Pull every line containing the word "функции" out of the material below.
------------------------
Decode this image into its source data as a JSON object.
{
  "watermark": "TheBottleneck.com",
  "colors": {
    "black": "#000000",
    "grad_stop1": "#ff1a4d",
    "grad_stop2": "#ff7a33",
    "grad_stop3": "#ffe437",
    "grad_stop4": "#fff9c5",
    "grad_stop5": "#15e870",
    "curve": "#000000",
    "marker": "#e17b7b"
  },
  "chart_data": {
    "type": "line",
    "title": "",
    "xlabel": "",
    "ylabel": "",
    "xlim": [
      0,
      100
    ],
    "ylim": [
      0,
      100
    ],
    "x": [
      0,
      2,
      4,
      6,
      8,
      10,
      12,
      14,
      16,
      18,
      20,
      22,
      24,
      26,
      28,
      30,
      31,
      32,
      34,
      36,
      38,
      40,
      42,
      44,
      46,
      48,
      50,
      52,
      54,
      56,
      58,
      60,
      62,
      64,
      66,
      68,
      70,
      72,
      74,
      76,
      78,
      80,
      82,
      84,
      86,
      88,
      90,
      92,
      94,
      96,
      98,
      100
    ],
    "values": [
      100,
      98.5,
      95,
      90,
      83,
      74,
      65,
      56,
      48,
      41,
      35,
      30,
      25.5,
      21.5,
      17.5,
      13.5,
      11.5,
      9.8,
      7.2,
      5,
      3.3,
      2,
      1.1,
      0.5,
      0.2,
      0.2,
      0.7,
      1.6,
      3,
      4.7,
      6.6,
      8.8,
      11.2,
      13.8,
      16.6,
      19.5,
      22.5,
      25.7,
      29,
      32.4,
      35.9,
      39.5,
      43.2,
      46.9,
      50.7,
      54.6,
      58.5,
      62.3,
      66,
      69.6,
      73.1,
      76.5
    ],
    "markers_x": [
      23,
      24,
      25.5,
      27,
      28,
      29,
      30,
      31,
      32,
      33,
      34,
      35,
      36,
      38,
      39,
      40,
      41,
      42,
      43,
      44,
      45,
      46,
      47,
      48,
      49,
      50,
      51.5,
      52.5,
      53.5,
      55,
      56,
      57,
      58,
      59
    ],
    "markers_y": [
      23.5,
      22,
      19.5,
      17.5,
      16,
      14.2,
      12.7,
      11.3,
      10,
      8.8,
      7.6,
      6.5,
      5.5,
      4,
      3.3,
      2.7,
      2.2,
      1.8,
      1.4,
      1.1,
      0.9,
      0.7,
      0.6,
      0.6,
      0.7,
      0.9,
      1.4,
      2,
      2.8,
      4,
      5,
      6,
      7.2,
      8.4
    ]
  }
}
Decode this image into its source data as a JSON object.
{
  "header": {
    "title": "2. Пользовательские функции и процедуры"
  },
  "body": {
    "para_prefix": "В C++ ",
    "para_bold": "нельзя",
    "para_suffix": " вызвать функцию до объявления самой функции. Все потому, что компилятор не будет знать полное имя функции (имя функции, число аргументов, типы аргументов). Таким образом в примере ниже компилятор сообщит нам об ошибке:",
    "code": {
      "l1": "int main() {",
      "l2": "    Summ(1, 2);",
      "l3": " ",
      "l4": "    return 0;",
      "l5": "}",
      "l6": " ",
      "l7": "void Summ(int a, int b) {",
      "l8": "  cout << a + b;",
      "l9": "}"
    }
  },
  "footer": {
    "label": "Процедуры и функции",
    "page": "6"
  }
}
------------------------
_Written answer_
    "title": "2. Пользовательские функции и процедуры"
    "para_suffix": " вызвать функцию до объявления самой функции. Все потому, что компилятор не будет знать полное имя функции (имя функции, число аргументов, типы аргументов). Таким образом в примере ниже компилятор сообщит нам об ошибке:",
    "label": "Процедуры и функции",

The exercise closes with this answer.